(SUPPLIED RECORDS)
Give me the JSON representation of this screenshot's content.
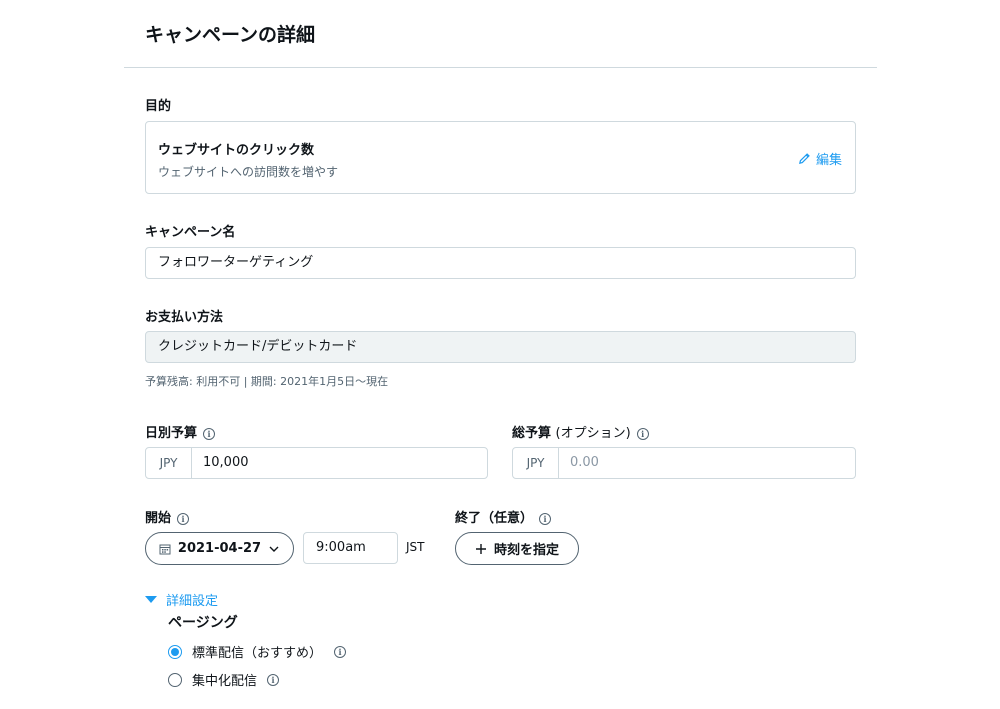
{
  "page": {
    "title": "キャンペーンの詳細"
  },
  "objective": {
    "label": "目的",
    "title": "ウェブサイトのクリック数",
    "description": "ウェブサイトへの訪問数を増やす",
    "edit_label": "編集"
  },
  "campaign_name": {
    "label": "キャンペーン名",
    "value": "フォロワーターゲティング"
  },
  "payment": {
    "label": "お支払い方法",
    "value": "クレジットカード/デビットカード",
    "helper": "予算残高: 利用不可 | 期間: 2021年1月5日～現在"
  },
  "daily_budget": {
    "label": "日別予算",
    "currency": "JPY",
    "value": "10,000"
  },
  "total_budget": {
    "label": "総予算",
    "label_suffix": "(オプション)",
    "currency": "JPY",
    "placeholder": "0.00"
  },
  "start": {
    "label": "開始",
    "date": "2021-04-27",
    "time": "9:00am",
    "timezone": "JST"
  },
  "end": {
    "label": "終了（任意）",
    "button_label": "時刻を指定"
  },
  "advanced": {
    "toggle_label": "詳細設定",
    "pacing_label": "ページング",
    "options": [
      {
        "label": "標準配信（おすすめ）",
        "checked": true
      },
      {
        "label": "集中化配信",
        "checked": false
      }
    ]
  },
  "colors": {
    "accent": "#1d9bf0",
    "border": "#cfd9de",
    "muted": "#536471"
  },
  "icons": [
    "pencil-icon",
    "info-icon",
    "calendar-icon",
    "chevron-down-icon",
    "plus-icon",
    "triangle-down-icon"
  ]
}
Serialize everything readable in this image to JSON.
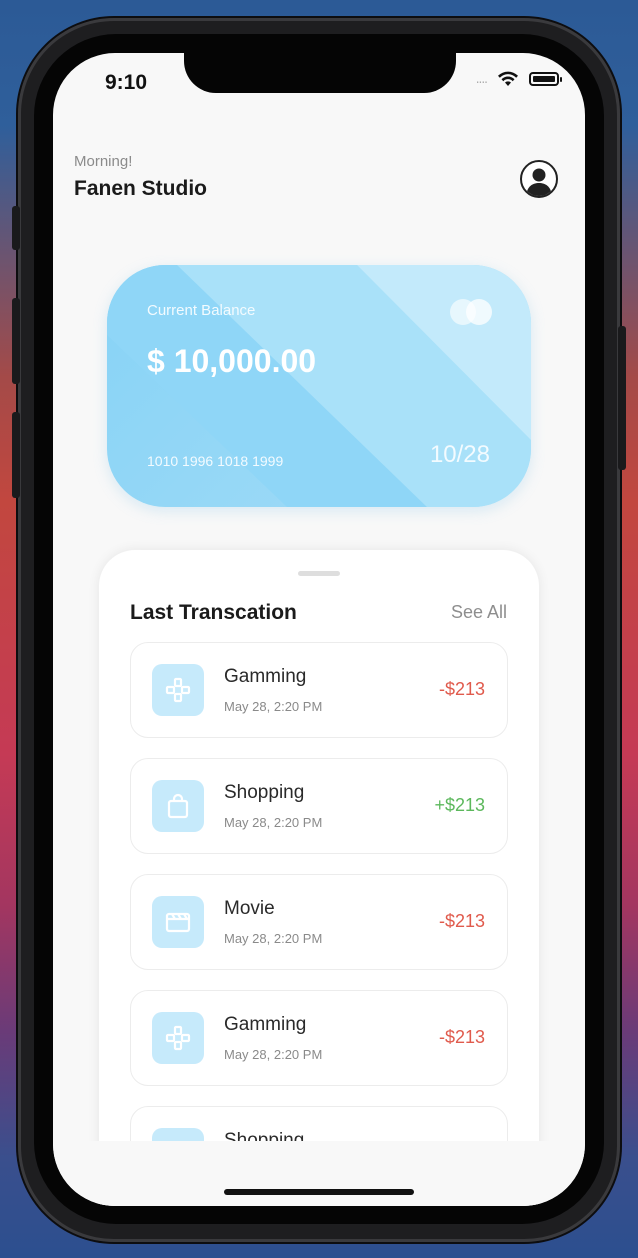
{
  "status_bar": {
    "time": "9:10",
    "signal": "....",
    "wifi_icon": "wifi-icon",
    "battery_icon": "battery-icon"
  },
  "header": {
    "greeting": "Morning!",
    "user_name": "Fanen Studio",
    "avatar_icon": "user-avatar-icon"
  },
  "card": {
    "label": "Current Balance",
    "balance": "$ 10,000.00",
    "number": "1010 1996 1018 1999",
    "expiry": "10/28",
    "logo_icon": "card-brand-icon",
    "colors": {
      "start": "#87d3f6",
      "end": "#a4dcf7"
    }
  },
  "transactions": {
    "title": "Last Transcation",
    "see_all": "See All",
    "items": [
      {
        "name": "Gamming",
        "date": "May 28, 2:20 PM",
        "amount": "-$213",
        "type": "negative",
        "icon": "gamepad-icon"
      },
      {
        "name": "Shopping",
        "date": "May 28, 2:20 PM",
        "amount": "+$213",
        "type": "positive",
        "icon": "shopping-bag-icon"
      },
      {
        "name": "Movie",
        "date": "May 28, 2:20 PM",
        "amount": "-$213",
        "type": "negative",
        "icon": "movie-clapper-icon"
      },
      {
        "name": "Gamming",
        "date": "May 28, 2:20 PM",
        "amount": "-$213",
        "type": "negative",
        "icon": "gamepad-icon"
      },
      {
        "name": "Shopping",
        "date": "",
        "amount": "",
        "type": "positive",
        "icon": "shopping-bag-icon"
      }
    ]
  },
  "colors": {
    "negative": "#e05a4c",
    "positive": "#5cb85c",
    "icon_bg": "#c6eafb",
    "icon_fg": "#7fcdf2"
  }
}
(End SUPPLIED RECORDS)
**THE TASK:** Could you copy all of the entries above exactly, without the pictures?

**SOLUTION:**
Give me the JSON representation of this screenshot's content.
{
  "page": {
    "title": "キャンペーンの詳細"
  },
  "objective": {
    "label": "目的",
    "title": "ウェブサイトのクリック数",
    "description": "ウェブサイトへの訪問数を増やす",
    "edit_label": "編集"
  },
  "campaign_name": {
    "label": "キャンペーン名",
    "value": "フォロワーターゲティング"
  },
  "payment": {
    "label": "お支払い方法",
    "value": "クレジットカード/デビットカード",
    "helper": "予算残高: 利用不可 | 期間: 2021年1月5日～現在"
  },
  "daily_budget": {
    "label": "日別予算",
    "currency": "JPY",
    "value": "10,000"
  },
  "total_budget": {
    "label": "総予算",
    "label_suffix": "(オプション)",
    "currency": "JPY",
    "placeholder": "0.00"
  },
  "start": {
    "label": "開始",
    "date": "2021-04-27",
    "time": "9:00am",
    "timezone": "JST"
  },
  "end": {
    "label": "終了（任意）",
    "button_label": "時刻を指定"
  },
  "advanced": {
    "toggle_label": "詳細設定",
    "pacing_label": "ページング",
    "options": [
      {
        "label": "標準配信（おすすめ）",
        "checked": true
      },
      {
        "label": "集中化配信",
        "checked": false
      }
    ]
  },
  "colors": {
    "accent": "#1d9bf0",
    "border": "#cfd9de",
    "muted": "#536471"
  },
  "icons": [
    "pencil-icon",
    "info-icon",
    "calendar-icon",
    "chevron-down-icon",
    "plus-icon",
    "triangle-down-icon"
  ]
}
Serialize everything readable in this image to JSON.
{
  "status_bar": {
    "time": "9:10",
    "signal": "....",
    "wifi_icon": "wifi-icon",
    "battery_icon": "battery-icon"
  },
  "header": {
    "greeting": "Morning!",
    "user_name": "Fanen Studio",
    "avatar_icon": "user-avatar-icon"
  },
  "card": {
    "label": "Current Balance",
    "balance": "$ 10,000.00",
    "number": "1010 1996 1018 1999",
    "expiry": "10/28",
    "logo_icon": "card-brand-icon",
    "colors": {
      "start": "#87d3f6",
      "end": "#a4dcf7"
    }
  },
  "transactions": {
    "title": "Last Transcation",
    "see_all": "See All",
    "items": [
      {
        "name": "Gamming",
        "date": "May 28, 2:20 PM",
        "amount": "-$213",
        "type": "negative",
        "icon": "gamepad-icon"
      },
      {
        "name": "Shopping",
        "date": "May 28, 2:20 PM",
        "amount": "+$213",
        "type": "positive",
        "icon": "shopping-bag-icon"
      },
      {
        "name": "Movie",
        "date": "May 28, 2:20 PM",
        "amount": "-$213",
        "type": "negative",
        "icon": "movie-clapper-icon"
      },
      {
        "name": "Gamming",
        "date": "May 28, 2:20 PM",
        "amount": "-$213",
        "type": "negative",
        "icon": "gamepad-icon"
      },
      {
        "name": "Shopping",
        "date": "",
        "amount": "",
        "type": "positive",
        "icon": "shopping-bag-icon"
      }
    ]
  },
  "colors": {
    "negative": "#e05a4c",
    "positive": "#5cb85c",
    "icon_bg": "#c6eafb",
    "icon_fg": "#7fcdf2"
  }
}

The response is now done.